» Activity
Go over the entries below line by line, copying each one that contains the word "Verify".
[[ The input, beginning ]]
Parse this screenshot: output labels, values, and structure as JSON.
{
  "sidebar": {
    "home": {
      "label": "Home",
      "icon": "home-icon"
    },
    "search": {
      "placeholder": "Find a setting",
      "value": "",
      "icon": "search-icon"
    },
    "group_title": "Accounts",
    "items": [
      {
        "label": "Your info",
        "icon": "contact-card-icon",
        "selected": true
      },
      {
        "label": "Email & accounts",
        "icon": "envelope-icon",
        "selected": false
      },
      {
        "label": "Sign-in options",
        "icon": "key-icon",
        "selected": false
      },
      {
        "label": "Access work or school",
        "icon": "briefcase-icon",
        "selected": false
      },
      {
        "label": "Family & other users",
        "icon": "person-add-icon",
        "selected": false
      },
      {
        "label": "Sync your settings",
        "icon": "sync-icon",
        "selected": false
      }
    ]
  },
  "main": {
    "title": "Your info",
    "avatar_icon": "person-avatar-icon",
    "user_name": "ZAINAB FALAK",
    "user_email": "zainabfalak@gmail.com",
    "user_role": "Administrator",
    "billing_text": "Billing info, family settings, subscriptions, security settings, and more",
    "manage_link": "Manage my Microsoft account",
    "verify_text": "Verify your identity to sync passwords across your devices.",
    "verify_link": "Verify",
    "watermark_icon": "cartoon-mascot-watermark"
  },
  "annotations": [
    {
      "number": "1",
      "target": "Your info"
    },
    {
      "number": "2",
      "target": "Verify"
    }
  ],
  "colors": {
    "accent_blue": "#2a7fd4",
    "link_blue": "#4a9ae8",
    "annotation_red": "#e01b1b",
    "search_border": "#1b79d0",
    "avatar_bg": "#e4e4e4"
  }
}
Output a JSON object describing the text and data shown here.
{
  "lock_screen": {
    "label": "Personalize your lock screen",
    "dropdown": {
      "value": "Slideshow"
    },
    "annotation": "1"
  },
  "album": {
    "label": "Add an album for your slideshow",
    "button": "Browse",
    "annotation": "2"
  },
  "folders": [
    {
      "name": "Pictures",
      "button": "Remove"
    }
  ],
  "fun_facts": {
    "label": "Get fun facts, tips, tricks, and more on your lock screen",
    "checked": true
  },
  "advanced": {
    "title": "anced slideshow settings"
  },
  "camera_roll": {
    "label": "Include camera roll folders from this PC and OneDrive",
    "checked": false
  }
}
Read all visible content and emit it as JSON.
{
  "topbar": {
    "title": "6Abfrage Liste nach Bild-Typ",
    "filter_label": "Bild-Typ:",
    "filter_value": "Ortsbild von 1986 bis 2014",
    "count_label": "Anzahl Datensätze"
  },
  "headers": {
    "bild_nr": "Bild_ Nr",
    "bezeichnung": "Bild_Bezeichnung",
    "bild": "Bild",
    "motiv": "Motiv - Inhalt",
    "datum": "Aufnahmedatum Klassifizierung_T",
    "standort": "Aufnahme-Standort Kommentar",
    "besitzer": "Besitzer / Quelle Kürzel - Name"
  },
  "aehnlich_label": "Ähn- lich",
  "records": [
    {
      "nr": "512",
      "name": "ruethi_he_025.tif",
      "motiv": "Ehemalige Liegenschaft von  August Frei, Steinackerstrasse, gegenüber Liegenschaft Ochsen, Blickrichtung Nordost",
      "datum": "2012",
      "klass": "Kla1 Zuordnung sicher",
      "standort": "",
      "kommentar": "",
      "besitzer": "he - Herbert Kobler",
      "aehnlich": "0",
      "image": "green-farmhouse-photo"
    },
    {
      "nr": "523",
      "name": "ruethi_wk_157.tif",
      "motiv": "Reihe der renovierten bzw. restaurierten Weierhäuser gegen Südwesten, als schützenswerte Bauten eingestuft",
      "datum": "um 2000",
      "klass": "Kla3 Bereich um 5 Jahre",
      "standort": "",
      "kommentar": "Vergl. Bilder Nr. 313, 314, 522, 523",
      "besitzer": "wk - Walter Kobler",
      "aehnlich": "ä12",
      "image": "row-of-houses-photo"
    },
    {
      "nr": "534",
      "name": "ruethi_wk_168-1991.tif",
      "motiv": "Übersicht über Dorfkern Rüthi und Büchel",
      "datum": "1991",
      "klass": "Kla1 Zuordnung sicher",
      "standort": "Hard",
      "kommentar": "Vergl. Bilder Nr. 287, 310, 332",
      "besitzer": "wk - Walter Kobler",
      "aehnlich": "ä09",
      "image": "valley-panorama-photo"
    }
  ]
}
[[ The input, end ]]
» Exercise result
    "verify_text": "Verify your identity to sync passwords across your devices.",
    "verify_link": "Verify",
      "target": "Verify"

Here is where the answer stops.